“It makes me think that maybe we have reached peak higher eduction”, said Peter Hurley, director of the Mitchell Institute at Victoria University.
Meanwhile, enrolment in work-based training, such as apprenticeships, has increased dramatically in recent years.
According to data from its Taking the Pulse of the Nation survey, nearly 60% of participants stated that high tuition expenses were the biggest barrier to enrolling in university.
Shockingly, 52% of respondents believe that going to university will not lead to better employment opportunities, while the same proportion believes that having too much student debt is a barrier. These perceptions were shared equally by those with a degree and those who had never gone.
One of Australia’s most perplexing economic paradoxes is that, despite having a huge number of university graduates in the labour market, the country suffers from low productivity growth and “skills shortages” that never ease.
Real wage growth in Australia has similarly slowed as the number of university graduates has increased:
Why does the Albanese government want 55% of Australians between the ages of 25 and 44 to have a bachelor’s degree or higher?
The majority of jobs in Australia require a university degree, not because of any specific skill requirement or demand, but rather as a lazy “signalling” mechanism used by employers to filter job applicants.

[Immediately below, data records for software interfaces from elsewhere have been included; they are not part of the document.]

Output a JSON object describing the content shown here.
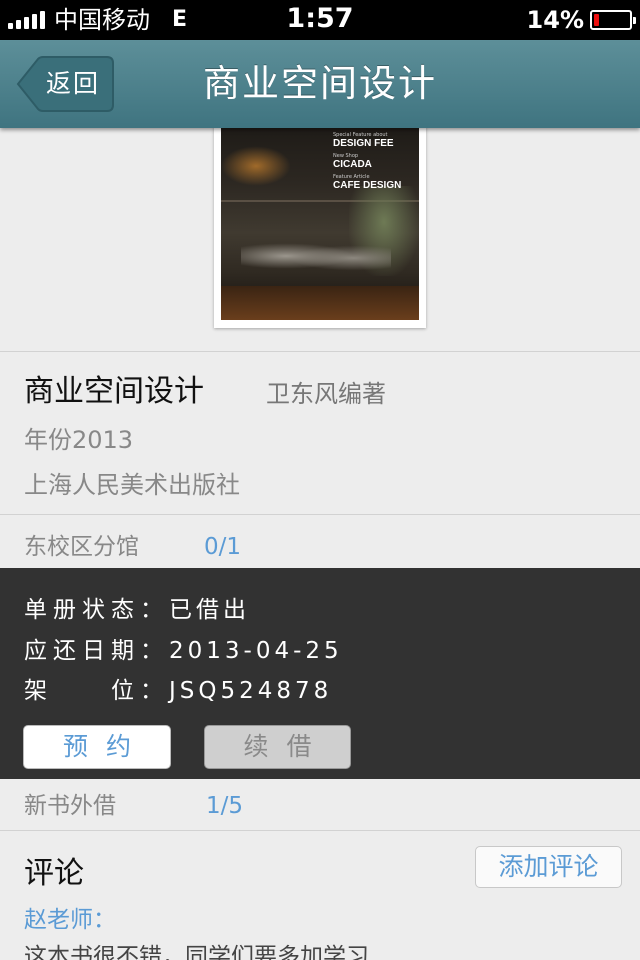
{
  "status_bar": {
    "carrier": "中国移动",
    "network": "E",
    "time": "1:57",
    "battery_percent": "14%",
    "battery_level": 0.14,
    "battery_color": "#ee1111"
  },
  "nav": {
    "back_label": "返回",
    "title": "商业空间设计"
  },
  "cover": {
    "lines": [
      {
        "small": "Special Feature about",
        "big": "DESIGN FEE"
      },
      {
        "small": "New Shop",
        "big": "CICADA"
      },
      {
        "small": "Feature Article",
        "big": "CAFE DESIGN"
      }
    ]
  },
  "book": {
    "title": "商业空间设计",
    "author": "卫东风编著",
    "year": "年份2013",
    "publisher": "上海人民美术出版社"
  },
  "holdings": {
    "branch": {
      "name": "东校区分馆",
      "count": "0/1"
    },
    "detail": {
      "status_key": "单册状态",
      "status_value": "已借出",
      "due_key": "应还日期",
      "due_value": "2013-04-25",
      "shelf_key": "架　　位",
      "shelf_value": "JSQ524878",
      "separator": "："
    },
    "reserve_label": "预约",
    "renew_label": "续借",
    "new_books": {
      "name": "新书外借",
      "count": "1/5"
    }
  },
  "comments": {
    "title": "评论",
    "add_label": "添加评论",
    "items": [
      {
        "author": "赵老师：",
        "text": "这本书很不错，同学们要多加学习"
      }
    ]
  },
  "colors": {
    "nav_bar": "#4a7f8a",
    "accent_blue": "#5b9bd5",
    "panel": "#323232"
  }
}
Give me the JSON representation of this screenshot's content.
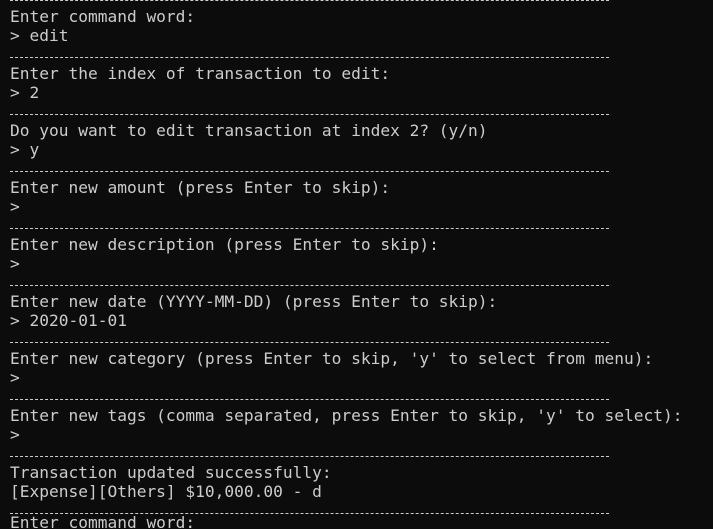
{
  "blocks": [
    {
      "prompt": "Enter command word:",
      "response": "> edit"
    },
    {
      "prompt": "Enter the index of transaction to edit:",
      "response": "> 2"
    },
    {
      "prompt": "Do you want to edit transaction at index 2? (y/n)",
      "response": "> y"
    },
    {
      "prompt": "Enter new amount (press Enter to skip):",
      "response": ">"
    },
    {
      "prompt": "Enter new description (press Enter to skip):",
      "response": ">"
    },
    {
      "prompt": "Enter new date (YYYY-MM-DD) (press Enter to skip):",
      "response": "> 2020-01-01"
    },
    {
      "prompt": "Enter new category (press Enter to skip, 'y' to select from menu):",
      "response": ">"
    },
    {
      "prompt": "Enter new tags (comma separated, press Enter to skip, 'y' to select):",
      "response": ">"
    },
    {
      "prompt": "Transaction updated successfully:",
      "response": "[Expense][Others] $10,000.00 - d"
    }
  ],
  "footer_partial": "Enter command word:"
}
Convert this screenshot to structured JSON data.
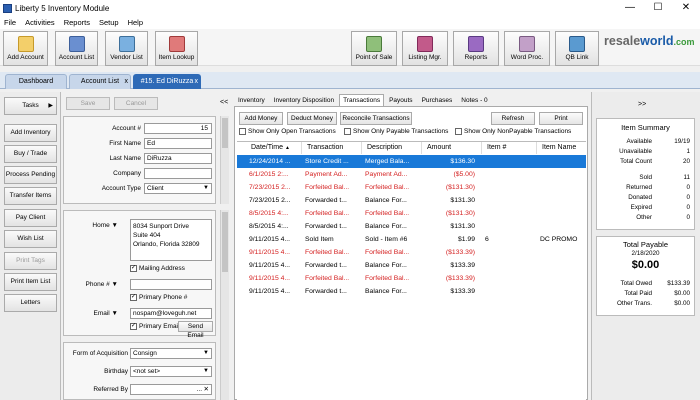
{
  "window": {
    "title": "Liberty 5 Inventory Module",
    "minimize": "—",
    "maximize": "☐",
    "close": "✕"
  },
  "menu": [
    "File",
    "Activities",
    "Reports",
    "Setup",
    "Help"
  ],
  "toolbar": {
    "left": [
      "Add Account",
      "Account List",
      "Vendor List",
      "Item Lookup"
    ],
    "right": [
      "Point of Sale",
      "Listing Mgr.",
      "Reports",
      "Word Proc.",
      "QB Link"
    ],
    "logo_a": "resale",
    "logo_b": "world",
    "logo_c": ".com",
    "colors": {
      "logo_gray": "#666666",
      "logo_blue": "#1a5ba8",
      "logo_green": "#3a9a3a"
    }
  },
  "doc_tabs": {
    "dashboard": "Dashboard",
    "account_list": "Account List",
    "active": "#15. Ed DiRuzza",
    "close": "x",
    "close2": "x"
  },
  "left_buttons": {
    "tasks": "Tasks",
    "add_inventory": "Add Inventory",
    "buy_trade": "Buy / Trade",
    "process_pending": "Process Pending",
    "transfer_items": "Transfer Items",
    "pay_client": "Pay Client",
    "wish_list": "Wish List",
    "print_tags": "Print Tags",
    "print_item_list": "Print Item List",
    "letters": "Letters"
  },
  "form": {
    "save": "Save",
    "cancel": "Cancel",
    "collapse": "<<",
    "account_label": "Account #",
    "account_value": "15",
    "first_label": "First Name",
    "first_value": "Ed",
    "last_label": "Last Name",
    "last_value": "DiRuzza",
    "company_label": "Company",
    "company_value": "",
    "type_label": "Account Type",
    "type_value": "Client",
    "home_label": "Home",
    "address_1": "8034 Sunport Drive",
    "address_2": "Suite 404",
    "address_3": "Orlando, Florida  32809",
    "mailing": "Mailing Address",
    "phone_label": "Phone #",
    "phone_value": "",
    "primary_phone": "Primary Phone #",
    "email_label": "Email",
    "email_value": "nospam@loveguh.net",
    "primary_email": "Primary Email",
    "send_email": "Send Email",
    "acq_label": "Form of Acquisition",
    "acq_value": "Consign",
    "birthday_label": "Birthday",
    "birthday_value": "<not set>",
    "referred_label": "Referred By",
    "referred_value": "",
    "dots": "...",
    "clear": "✕"
  },
  "right_tabs": [
    "Inventory",
    "Inventory Disposition",
    "Transactions",
    "Payouts",
    "Purchases",
    "Notes - 0"
  ],
  "actions": {
    "add_money": "Add Money",
    "deduct_money": "Deduct Money",
    "reconcile": "Reconcile Transactions",
    "refresh": "Refresh",
    "print": "Print"
  },
  "filters": [
    "Show Only Open Transactions",
    "Show Only Payable Transactions",
    "Show Only NonPayable Transactions"
  ],
  "table": {
    "headers": [
      "Date/Time",
      "Transaction",
      "Description",
      "Amount",
      "Item #",
      "Item Name"
    ],
    "sort_mark": "▲",
    "rows": [
      [
        "12/24/2014 ...",
        "Store Credit ...",
        "Merged Bala...",
        "$136.30",
        "",
        ""
      ],
      [
        "6/1/2015 2:...",
        "Payment Ad...",
        "Payment Ad...",
        "($5.00)",
        "",
        ""
      ],
      [
        "7/23/2015 2...",
        "Forfeited Bal...",
        "Forfeited Bal...",
        "($131.30)",
        "",
        ""
      ],
      [
        "7/23/2015 2...",
        "Forwarded t...",
        "Balance For...",
        "$131.30",
        "",
        ""
      ],
      [
        "8/5/2015 4:...",
        "Forfeited Bal...",
        "Forfeited Bal...",
        "($131.30)",
        "",
        ""
      ],
      [
        "8/5/2015 4:...",
        "Forwarded t...",
        "Balance For...",
        "$131.30",
        "",
        ""
      ],
      [
        "9/11/2015 4...",
        "Sold Item",
        "Sold - Item #6",
        "$1.99",
        "6",
        "DC PROMO"
      ],
      [
        "9/11/2015 4...",
        "Forfeited Bal...",
        "Forfeited Bal...",
        "($133.39)",
        "",
        ""
      ],
      [
        "9/11/2015 4...",
        "Forwarded t...",
        "Balance For...",
        "$133.39",
        "",
        ""
      ],
      [
        "9/11/2015 4...",
        "Forfeited Bal...",
        "Forfeited Bal...",
        "($133.39)",
        "",
        ""
      ],
      [
        "9/11/2015 4...",
        "Forwarded t...",
        "Balance For...",
        "$133.39",
        "",
        ""
      ]
    ],
    "row_states": [
      "selected",
      "red",
      "red",
      "normal",
      "red",
      "normal",
      "normal",
      "red",
      "normal",
      "red",
      "normal"
    ],
    "colors": {
      "selected_bg": "#1979d8",
      "negative": "#d42020"
    }
  },
  "summary": {
    "expand": ">>",
    "item_title": "Item Summary",
    "item_rows": [
      [
        "Available",
        "19/19"
      ],
      [
        "Unavailable",
        "1"
      ],
      [
        "Total Count",
        "20"
      ],
      [
        "Sold",
        "11"
      ],
      [
        "Returned",
        "0"
      ],
      [
        "Donated",
        "0"
      ],
      [
        "Expired",
        "0"
      ],
      [
        "Other",
        "0"
      ]
    ],
    "payable_title": "Total Payable",
    "payable_date": "2/18/2020",
    "payable_amount": "$0.00",
    "payable_rows": [
      [
        "Total Owed",
        "$133.39"
      ],
      [
        "Total Paid",
        "$0.00"
      ],
      [
        "Other Trans.",
        "$0.00"
      ]
    ]
  }
}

This “credential inflation” has increased university enrolments while contributing little to the economy or society as a whole.
The value of a university degree has declined as the number of persons pursuing higher education has expanded to the point where too many people now hold a degree.
The current scenario is so ludicrous that a university degree is now required for entry-level professions that could previously be filled by someone with only a high school education.
Public financing has been redirected away from TAFE and vocational training, which have seen a drop in popularity. This has resulted in persistent skill shortages in a variety of industries, most notably the trades.
Universities have devolved into self-serving parasites driven by profit, graduating far too many students who would have been better served by a vocational program.
Australia’s emphasis in higher education must shift.
First and foremost, university admissions standards should be stricter for both domestic and overseas students. Governments should also expand VET and TAFE financing.
Prioritising universities above vocational training or trade schools was never in Australia’s best interests, socially or economically.
Labor’s 55% university attainment target must be abandoned.
In fact, Australia needs fewer individuals studying at universities and more people pursuing TAFE, VET, or apprenticeships.